Document Type


Degree Name

Doctor of Philosophy in Geology (PhD)

College, School or Department Name

Department of Geological and Mining Engineering and Sciences

First Advisor

Iain Matthew Watson


The exsolution of volatiles from magma maintains an important control on volcanic eruption styles. The nucleation, growth, and connectivity of bubbles during magma ascent provide the driving force behind eruptions, and the rate, volume, and ease of gas exsolution can affect eruptive activity. Volcanic plumes are the observable consequence of this magmatic degassing, and remote sensing techniques allow us to quantify changes in gas exsolution. However, until recently the methods used to measure volcanic plumes did not have the capability of detecting rapid changes in degassing on the scale of standard geophysical observations. The advent of the UV camera now makes high sample rate gas measurements possible. This type of dataset can then be compared to other volcanic observations to provide an in depth picture of degassing mechanisms in the shallow conduit.

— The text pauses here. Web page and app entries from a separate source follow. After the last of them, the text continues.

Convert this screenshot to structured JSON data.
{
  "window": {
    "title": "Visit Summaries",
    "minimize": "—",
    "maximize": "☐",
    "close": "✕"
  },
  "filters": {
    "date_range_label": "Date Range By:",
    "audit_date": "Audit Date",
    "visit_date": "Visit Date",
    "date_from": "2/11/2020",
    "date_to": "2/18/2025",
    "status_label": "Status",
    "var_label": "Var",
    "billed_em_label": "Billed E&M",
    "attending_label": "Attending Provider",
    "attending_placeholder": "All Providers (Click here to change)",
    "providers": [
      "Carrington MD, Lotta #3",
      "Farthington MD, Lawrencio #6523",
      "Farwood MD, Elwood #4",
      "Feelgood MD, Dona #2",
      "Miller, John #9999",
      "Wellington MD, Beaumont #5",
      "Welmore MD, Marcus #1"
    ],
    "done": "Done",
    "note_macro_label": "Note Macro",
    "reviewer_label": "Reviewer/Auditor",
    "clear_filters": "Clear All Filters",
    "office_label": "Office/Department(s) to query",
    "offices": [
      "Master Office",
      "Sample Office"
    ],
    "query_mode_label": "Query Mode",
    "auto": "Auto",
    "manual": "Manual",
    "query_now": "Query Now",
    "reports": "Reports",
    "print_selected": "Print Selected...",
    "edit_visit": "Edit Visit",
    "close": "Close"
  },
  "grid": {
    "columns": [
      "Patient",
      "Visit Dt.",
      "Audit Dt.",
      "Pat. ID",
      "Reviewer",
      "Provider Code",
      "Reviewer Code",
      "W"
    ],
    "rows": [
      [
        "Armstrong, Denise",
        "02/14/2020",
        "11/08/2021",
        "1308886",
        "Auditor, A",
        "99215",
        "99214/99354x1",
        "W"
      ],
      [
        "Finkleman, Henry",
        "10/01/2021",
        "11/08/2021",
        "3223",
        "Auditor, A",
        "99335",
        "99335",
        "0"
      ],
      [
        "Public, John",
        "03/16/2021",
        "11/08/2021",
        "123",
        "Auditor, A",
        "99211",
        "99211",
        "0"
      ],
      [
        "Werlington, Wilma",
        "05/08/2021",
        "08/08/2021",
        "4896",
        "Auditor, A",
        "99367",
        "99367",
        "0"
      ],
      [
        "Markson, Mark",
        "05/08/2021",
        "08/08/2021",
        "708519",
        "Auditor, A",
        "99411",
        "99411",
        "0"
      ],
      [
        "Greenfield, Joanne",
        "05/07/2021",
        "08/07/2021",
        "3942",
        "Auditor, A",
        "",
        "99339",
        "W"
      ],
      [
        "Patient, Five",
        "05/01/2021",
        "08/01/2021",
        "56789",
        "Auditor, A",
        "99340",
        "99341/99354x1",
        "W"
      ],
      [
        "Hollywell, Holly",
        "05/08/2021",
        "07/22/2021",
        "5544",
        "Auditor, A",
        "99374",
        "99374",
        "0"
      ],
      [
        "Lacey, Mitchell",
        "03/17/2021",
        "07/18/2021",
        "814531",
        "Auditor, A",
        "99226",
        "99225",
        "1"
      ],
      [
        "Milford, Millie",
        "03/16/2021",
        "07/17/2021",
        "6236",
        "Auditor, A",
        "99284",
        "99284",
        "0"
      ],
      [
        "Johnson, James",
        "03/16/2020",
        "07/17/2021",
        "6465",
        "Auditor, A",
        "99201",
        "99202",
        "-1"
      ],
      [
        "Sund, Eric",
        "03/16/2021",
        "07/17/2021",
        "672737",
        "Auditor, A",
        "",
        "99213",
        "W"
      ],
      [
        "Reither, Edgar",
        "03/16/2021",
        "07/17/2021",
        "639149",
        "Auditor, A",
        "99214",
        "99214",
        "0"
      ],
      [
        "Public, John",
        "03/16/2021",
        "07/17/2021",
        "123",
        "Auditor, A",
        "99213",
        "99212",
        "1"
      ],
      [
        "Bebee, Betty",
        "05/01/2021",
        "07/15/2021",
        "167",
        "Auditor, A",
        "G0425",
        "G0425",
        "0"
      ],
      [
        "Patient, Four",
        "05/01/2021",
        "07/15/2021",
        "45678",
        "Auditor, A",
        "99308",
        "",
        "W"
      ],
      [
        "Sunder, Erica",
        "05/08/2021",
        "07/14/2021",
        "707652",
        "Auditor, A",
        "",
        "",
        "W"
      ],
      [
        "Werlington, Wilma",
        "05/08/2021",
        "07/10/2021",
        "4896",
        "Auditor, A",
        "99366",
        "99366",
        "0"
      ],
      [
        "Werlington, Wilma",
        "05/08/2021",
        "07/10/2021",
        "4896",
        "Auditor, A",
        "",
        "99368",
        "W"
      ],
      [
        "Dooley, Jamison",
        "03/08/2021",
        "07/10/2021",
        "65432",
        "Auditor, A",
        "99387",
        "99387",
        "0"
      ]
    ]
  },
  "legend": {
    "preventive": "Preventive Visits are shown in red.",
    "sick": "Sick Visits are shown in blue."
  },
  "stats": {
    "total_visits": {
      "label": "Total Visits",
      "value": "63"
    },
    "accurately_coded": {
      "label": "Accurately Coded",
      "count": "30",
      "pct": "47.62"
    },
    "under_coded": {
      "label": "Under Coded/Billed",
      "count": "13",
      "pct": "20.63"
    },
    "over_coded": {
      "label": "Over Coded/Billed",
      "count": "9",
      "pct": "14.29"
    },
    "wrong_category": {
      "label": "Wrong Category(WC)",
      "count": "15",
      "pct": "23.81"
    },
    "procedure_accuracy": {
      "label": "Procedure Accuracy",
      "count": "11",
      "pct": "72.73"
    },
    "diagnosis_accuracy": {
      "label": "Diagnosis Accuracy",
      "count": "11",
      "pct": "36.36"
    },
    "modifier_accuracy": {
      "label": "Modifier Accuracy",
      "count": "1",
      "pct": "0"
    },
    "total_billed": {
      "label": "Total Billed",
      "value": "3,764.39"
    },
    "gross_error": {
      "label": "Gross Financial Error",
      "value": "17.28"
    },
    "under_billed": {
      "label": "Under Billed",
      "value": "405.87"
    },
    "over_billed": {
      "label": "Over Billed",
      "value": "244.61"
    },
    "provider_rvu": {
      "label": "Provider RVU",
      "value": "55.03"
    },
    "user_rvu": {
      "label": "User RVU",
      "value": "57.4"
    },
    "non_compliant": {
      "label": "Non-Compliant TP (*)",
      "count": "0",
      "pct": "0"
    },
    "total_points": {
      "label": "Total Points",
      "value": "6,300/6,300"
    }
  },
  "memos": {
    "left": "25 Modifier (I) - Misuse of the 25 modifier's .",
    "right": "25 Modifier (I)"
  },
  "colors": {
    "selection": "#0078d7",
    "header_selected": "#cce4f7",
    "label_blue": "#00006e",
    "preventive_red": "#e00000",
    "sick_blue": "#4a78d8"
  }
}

The goals of this research are to develop a robust methodology for UV camera field measurements of volcanic plumes, and utilize this data in conjunction with seismoacoustic records to illuminate degassing processes. Field and laboratory experiments were conducted to determine the effects of imaging conditions, vignetting, exposure time, calibration technique, and filter usage on the UV camera sulfur dioxide measurements. Using the best practices determined from these studies, a field campaign was undertaken at Volcán de Pacaya, Guatemala. Coincident plume sulfur dioxide measurements, acoustic recordings, and seismic observations were collected and analyzed jointly. The results provide insight into the small explosive features, variations in degassing rate, and plumbing system of this complex volcanic system. This research provides useful information for determining volcanic hazard at Pacaya, and demonstrates the potential of the UV camera in multiparameter studies.